Instructions for the task:
Send back all the data below, exactly as given.

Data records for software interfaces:
=-=-=-=-=
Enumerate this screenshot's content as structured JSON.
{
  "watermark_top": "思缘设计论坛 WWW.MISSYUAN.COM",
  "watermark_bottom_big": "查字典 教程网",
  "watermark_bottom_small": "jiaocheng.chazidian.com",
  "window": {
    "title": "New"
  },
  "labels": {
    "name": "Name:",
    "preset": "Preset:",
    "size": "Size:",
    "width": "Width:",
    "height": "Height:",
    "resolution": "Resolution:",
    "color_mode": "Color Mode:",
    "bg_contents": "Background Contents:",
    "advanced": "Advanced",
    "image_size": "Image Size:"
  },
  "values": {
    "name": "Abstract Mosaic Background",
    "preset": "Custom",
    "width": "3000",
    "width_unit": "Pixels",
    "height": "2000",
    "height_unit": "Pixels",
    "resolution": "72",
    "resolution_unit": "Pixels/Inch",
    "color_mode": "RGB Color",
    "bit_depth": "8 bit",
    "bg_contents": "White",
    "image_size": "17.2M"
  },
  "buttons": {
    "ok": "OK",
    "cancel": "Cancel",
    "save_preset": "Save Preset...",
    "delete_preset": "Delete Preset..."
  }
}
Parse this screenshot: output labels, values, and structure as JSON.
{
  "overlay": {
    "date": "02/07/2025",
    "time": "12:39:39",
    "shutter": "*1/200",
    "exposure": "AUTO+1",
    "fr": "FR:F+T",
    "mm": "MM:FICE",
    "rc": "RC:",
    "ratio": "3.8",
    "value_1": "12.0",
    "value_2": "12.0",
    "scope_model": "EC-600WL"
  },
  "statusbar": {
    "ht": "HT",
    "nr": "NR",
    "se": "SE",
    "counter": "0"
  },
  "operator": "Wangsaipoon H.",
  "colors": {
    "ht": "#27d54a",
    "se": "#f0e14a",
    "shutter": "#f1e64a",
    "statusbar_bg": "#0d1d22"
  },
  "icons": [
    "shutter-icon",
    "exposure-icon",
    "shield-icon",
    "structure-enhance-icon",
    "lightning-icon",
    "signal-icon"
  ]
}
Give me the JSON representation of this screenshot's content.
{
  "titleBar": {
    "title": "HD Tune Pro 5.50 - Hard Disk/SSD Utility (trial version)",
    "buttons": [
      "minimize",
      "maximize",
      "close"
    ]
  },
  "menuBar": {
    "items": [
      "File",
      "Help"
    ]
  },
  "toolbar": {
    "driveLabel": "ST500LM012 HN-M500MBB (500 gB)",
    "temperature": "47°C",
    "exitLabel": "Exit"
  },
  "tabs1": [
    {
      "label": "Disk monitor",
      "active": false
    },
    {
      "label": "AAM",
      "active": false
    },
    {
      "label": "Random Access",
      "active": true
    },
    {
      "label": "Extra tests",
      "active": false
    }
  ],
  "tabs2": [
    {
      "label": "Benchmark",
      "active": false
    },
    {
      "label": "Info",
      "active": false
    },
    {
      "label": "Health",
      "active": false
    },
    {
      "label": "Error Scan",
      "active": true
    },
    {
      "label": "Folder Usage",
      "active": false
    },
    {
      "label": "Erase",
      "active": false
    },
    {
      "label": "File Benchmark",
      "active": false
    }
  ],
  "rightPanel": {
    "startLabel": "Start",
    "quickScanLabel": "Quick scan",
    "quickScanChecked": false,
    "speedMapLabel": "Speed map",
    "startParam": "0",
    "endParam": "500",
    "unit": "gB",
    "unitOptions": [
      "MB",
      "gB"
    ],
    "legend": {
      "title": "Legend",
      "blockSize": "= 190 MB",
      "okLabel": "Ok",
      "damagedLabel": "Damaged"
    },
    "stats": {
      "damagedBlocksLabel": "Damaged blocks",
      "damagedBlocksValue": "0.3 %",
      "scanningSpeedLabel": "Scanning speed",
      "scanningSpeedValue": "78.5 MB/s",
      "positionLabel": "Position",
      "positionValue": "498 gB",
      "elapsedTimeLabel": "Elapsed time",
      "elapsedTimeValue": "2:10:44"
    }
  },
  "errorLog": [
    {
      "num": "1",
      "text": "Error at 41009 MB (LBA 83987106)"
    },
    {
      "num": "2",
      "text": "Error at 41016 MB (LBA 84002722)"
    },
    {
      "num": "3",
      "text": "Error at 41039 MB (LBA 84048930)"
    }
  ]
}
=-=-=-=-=
Written response:
Enumerate this screenshot's content as structured JSON.
{
  "watermark_top": "思缘设计论坛 WWW.MISSYUAN.COM",
  "watermark_bottom_big": "查字典 教程网",
  "watermark_bottom_small": "jiaocheng.chazidian.com",
  "window": {
    "title": "New"
  },
  "labels": {
    "name": "Name:",
    "preset": "Preset:",
    "size": "Size:",
    "width": "Width:",
    "height": "Height:",
    "resolution": "Resolution:",
    "color_mode": "Color Mode:",
    "bg_contents": "Background Contents:",
    "advanced": "Advanced",
    "image_size": "Image Size:"
  },
  "values": {
    "name": "Abstract Mosaic Background",
    "preset": "Custom",
    "width": "3000",
    "width_unit": "Pixels",
    "height": "2000",
    "height_unit": "Pixels",
    "resolution": "72",
    "resolution_unit": "Pixels/Inch",
    "color_mode": "RGB Color",
    "bit_depth": "8 bit",
    "bg_contents": "White",
    "image_size": "17.2M"
  },
  "buttons": {
    "ok": "OK",
    "cancel": "Cancel",
    "save_preset": "Save Preset...",
    "delete_preset": "Delete Preset..."
  }
}
Parse this screenshot: output labels, values, and structure as JSON.
{
  "overlay": {
    "date": "02/07/2025",
    "time": "12:39:39",
    "shutter": "*1/200",
    "exposure": "AUTO+1",
    "fr": "FR:F+T",
    "mm": "MM:FICE",
    "rc": "RC:",
    "ratio": "3.8",
    "value_1": "12.0",
    "value_2": "12.0",
    "scope_model": "EC-600WL"
  },
  "statusbar": {
    "ht": "HT",
    "nr": "NR",
    "se": "SE",
    "counter": "0"
  },
  "operator": "Wangsaipoon H.",
  "colors": {
    "ht": "#27d54a",
    "se": "#f0e14a",
    "shutter": "#f1e64a",
    "statusbar_bg": "#0d1d22"
  },
  "icons": [
    "shutter-icon",
    "exposure-icon",
    "shield-icon",
    "structure-enhance-icon",
    "lightning-icon",
    "signal-icon"
  ]
}
Give me the JSON representation of this screenshot's content.
{
  "titleBar": {
    "title": "HD Tune Pro 5.50 - Hard Disk/SSD Utility (trial version)",
    "buttons": [
      "minimize",
      "maximize",
      "close"
    ]
  },
  "menuBar": {
    "items": [
      "File",
      "Help"
    ]
  },
  "toolbar": {
    "driveLabel": "ST500LM012 HN-M500MBB (500 gB)",
    "temperature": "47°C",
    "exitLabel": "Exit"
  },
  "tabs1": [
    {
      "label": "Disk monitor",
      "active": false
    },
    {
      "label": "AAM",
      "active": false
    },
    {
      "label": "Random Access",
      "active": true
    },
    {
      "label": "Extra tests",
      "active": false
    }
  ],
  "tabs2": [
    {
      "label": "Benchmark",
      "active": false
    },
    {
      "label": "Info",
      "active": false
    },
    {
      "label": "Health",
      "active": false
    },
    {
      "label": "Error Scan",
      "active": true
    },
    {
      "label": "Folder Usage",
      "active": false
    },
    {
      "label": "Erase",
      "active": false
    },
    {
      "label": "File Benchmark",
      "active": false
    }
  ],
  "rightPanel": {
    "startLabel": "Start",
    "quickScanLabel": "Quick scan",
    "quickScanChecked": false,
    "speedMapLabel": "Speed map",
    "startParam": "0",
    "endParam": "500",
    "unit": "gB",
    "unitOptions": [
      "MB",
      "gB"
    ],
    "legend": {
      "title": "Legend",
      "blockSize": "= 190 MB",
      "okLabel": "Ok",
      "damagedLabel": "Damaged"
    },
    "stats": {
      "damagedBlocksLabel": "Damaged blocks",
      "damagedBlocksValue": "0.3 %",
      "scanningSpeedLabel": "Scanning speed",
      "scanningSpeedValue": "78.5 MB/s",
      "positionLabel": "Position",
      "positionValue": "498 gB",
      "elapsedTimeLabel": "Elapsed time",
      "elapsedTimeValue": "2:10:44"
    }
  },
  "errorLog": [
    {
      "num": "1",
      "text": "Error at 41009 MB (LBA 83987106)"
    },
    {
      "num": "2",
      "text": "Error at 41016 MB (LBA 84002722)"
    },
    {
      "num": "3",
      "text": "Error at 41039 MB (LBA 84048930)"
    }
  ]
}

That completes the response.